Jones: A big part of me wants to completely side-step this question because while there are many powerful first-person accounts and narratives out there, I think that what is really needed is not more reading but direct engagement, dialogue, conversation. Clinicians as well as virtually all translational, clinical and services researchers talk to service users all the time—however, this talk generally takes place in the form of the unidirectional provision of expert therapy or “management.” Instead, diverse service users need to be invited to the table as epistemic agents and interlocutors, rather than informants. All of us have to allow ourselves to be moved, emotionally as well as intellectually, in the course of this dialogue. We also need relationships, not one-off conversations, relationships that can grow and evolve over time.
For anyone who does not know where to start, I am—seriously—happy to make introductions, suggest listservs and forums where clinicians and researchers without existing relationships could start to make them. (My Twitter handle @viscidula.)
Aftab: Thank you!
The opinions expressed in the interviews are those of the participants and do not necessarily reflect the opinions of Psychiatric Times.
Dr Aftab is a psychiatrist in Cleveland, Ohio, and Clinical Assistant Professor of Psychiatry at Case Western Reserve University. He is a member of the executive council of Association for the Advancement of Philosophy and Psychiatry and has been actively involved in initiatives to educate psychiatrists and trainees on the intersection of philosophy and psychiatry. He is also a member of the Psychiatric Times Advisory Board. He can be reached at firstname.lastname@example.org or on twitter @awaisaftab.
Dr Aftab and Dr Jones have no relevant financial disclosures or conflicts of interest.
1. Dobbs D. The Touch of Madness. Pacific Standard. October 3, 2017. Updated November 26, 2018. Accessed September 20, 2020. https://psmag.com/magazine/the-touch-of-madness-mental-health-schizophrenia
2. Jones N, Shattell M. Not What the Textbooks Describe: Challenging Clinical Conventions About Psychosis. Issues Ment Health Nurs. 2016;37(10):769-772.
3. Andreasen NC. DSM and the death of phenomenology in America: an example of unintended consequences. Schizophr Bull. 2007;33(1):108-12.
4. Jones N, Luhrmann TM. Beyond the sensory: Findings from an in-depth analysis of the phenomenology of “auditory hallucinations” in schizophrenia. Psychosis. 2016;8(3):191-202.
5. Jones N, Shattell M, Kelly T, et al. “Did I push myself over the edge?”: Complications of agency in psychosis onset and development. Psychosis. 2016;8(4):324-35.

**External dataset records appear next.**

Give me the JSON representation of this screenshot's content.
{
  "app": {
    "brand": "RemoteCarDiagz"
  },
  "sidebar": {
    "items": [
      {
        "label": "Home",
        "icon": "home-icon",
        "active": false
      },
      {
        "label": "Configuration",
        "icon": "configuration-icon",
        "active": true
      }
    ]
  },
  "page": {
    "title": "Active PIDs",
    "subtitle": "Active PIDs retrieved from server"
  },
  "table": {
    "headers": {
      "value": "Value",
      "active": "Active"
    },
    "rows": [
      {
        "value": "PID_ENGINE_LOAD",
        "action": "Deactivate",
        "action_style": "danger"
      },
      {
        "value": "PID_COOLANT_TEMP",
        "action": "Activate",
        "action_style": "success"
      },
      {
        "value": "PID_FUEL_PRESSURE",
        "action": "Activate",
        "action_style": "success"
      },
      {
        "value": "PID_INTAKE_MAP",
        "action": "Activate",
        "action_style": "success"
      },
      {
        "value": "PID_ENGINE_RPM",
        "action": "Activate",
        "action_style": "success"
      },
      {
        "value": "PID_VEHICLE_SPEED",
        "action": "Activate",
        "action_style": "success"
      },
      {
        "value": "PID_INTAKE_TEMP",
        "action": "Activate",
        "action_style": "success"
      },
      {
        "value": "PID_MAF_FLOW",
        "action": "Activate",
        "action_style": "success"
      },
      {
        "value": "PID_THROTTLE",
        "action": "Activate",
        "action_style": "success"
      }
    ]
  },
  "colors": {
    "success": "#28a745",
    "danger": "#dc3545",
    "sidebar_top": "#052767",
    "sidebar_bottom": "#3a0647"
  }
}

6. Jones N, Rosen C, Kamens S, Shattell M. “It was definitely a sexual kind of sensation”: sex, sexual identity, and gender in the phenomenology of psychosis. Psychosis. 2018;10(2):122-31.
7. Wunderink L, Nieboer RM, Wiersma D, et al. Recovery in remitted first-episode psychosis at 7 years of follow-up of an early dose reduction/discontinuation or maintenance treatment strategy: long-term follow-up of a 2-year randomized clinical trial. JAMA Psychiatry. 2013;70(9):913-20.
8. Jones N, Atterbury K, Byrne L, et al. Lived experience, research leadership and the transformation of mental health services: Building a pipeline. Psychiatric Services. In press.